> **About this exercise**
An unchanged copy of all the lines below is expected, and it should contain no pictures.
:: Exercise input ::
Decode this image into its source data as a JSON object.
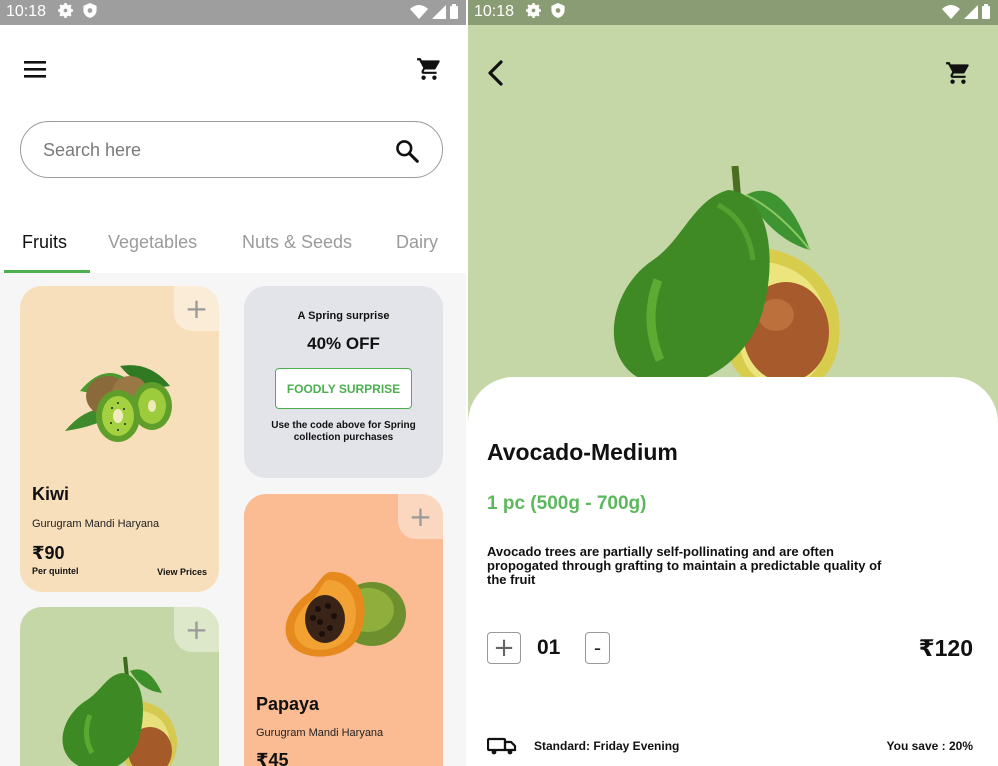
{
  "colors": {
    "accent": "#4caf50",
    "kiwi_card": "#f8dfbc",
    "avocado_card": "#c6d7a7",
    "papaya_card": "#fbbc94",
    "promo_card": "#e3e4e9"
  },
  "left": {
    "status": {
      "time": "10:18"
    },
    "header": {
      "menu_icon": "menu-icon",
      "cart_icon": "cart-icon"
    },
    "search": {
      "placeholder": "Search here",
      "value": ""
    },
    "tabs": [
      {
        "label": "Fruits",
        "active": true
      },
      {
        "label": "Vegetables",
        "active": false
      },
      {
        "label": "Nuts & Seeds",
        "active": false
      },
      {
        "label": "Dairy",
        "active": false
      }
    ],
    "cards": {
      "kiwi": {
        "name": "Kiwi",
        "location": "Gurugram Mandi Haryana",
        "price": "₹90",
        "unit": "Per quintel",
        "view": "View Prices",
        "plus": "+"
      },
      "promo": {
        "title": "A Spring surprise",
        "discount": "40% OFF",
        "code": "FOODLY SURPRISE",
        "note": "Use the code above for Spring collection purchases"
      },
      "avocado": {
        "plus": "+"
      },
      "papaya": {
        "name": "Papaya",
        "location": "Gurugram Mandi Haryana",
        "price": "₹45",
        "plus": "+"
      }
    }
  },
  "right": {
    "status": {
      "time": "10:18"
    },
    "header": {
      "back_icon": "back-icon",
      "cart_icon": "cart-icon"
    },
    "product": {
      "name": "Avocado-Medium",
      "weight": "1 pc (500g - 700g)",
      "description": "Avocado trees are partially self-pollinating and are often propogated through grafting to maintain a predictable quality of the fruit",
      "quantity": "01",
      "plus": "+",
      "minus": "-",
      "price": "₹120"
    },
    "delivery": {
      "icon": "truck-icon",
      "text": "Standard: Friday Evening",
      "saving": "You save : 20%"
    }
  }
}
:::
> **Written answer**
Decode this image into its source data as a JSON object.
{
  "colors": {
    "accent": "#4caf50",
    "kiwi_card": "#f8dfbc",
    "avocado_card": "#c6d7a7",
    "papaya_card": "#fbbc94",
    "promo_card": "#e3e4e9"
  },
  "left": {
    "status": {
      "time": "10:18"
    },
    "header": {
      "menu_icon": "menu-icon",
      "cart_icon": "cart-icon"
    },
    "search": {
      "placeholder": "Search here",
      "value": ""
    },
    "tabs": [
      {
        "label": "Fruits",
        "active": true
      },
      {
        "label": "Vegetables",
        "active": false
      },
      {
        "label": "Nuts & Seeds",
        "active": false
      },
      {
        "label": "Dairy",
        "active": false
      }
    ],
    "cards": {
      "kiwi": {
        "name": "Kiwi",
        "location": "Gurugram Mandi Haryana",
        "price": "₹90",
        "unit": "Per quintel",
        "view": "View Prices",
        "plus": "+"
      },
      "promo": {
        "title": "A Spring surprise",
        "discount": "40% OFF",
        "code": "FOODLY SURPRISE",
        "note": "Use the code above for Spring collection purchases"
      },
      "avocado": {
        "plus": "+"
      },
      "papaya": {
        "name": "Papaya",
        "location": "Gurugram Mandi Haryana",
        "price": "₹45",
        "plus": "+"
      }
    }
  },
  "right": {
    "status": {
      "time": "10:18"
    },
    "header": {
      "back_icon": "back-icon",
      "cart_icon": "cart-icon"
    },
    "product": {
      "name": "Avocado-Medium",
      "weight": "1 pc (500g - 700g)",
      "description": "Avocado trees are partially self-pollinating and are often propogated through grafting to maintain a predictable quality of the fruit",
      "quantity": "01",
      "plus": "+",
      "minus": "-",
      "price": "₹120"
    },
    "delivery": {
      "icon": "truck-icon",
      "text": "Standard: Friday Evening",
      "saving": "You save : 20%"
    }
  }
}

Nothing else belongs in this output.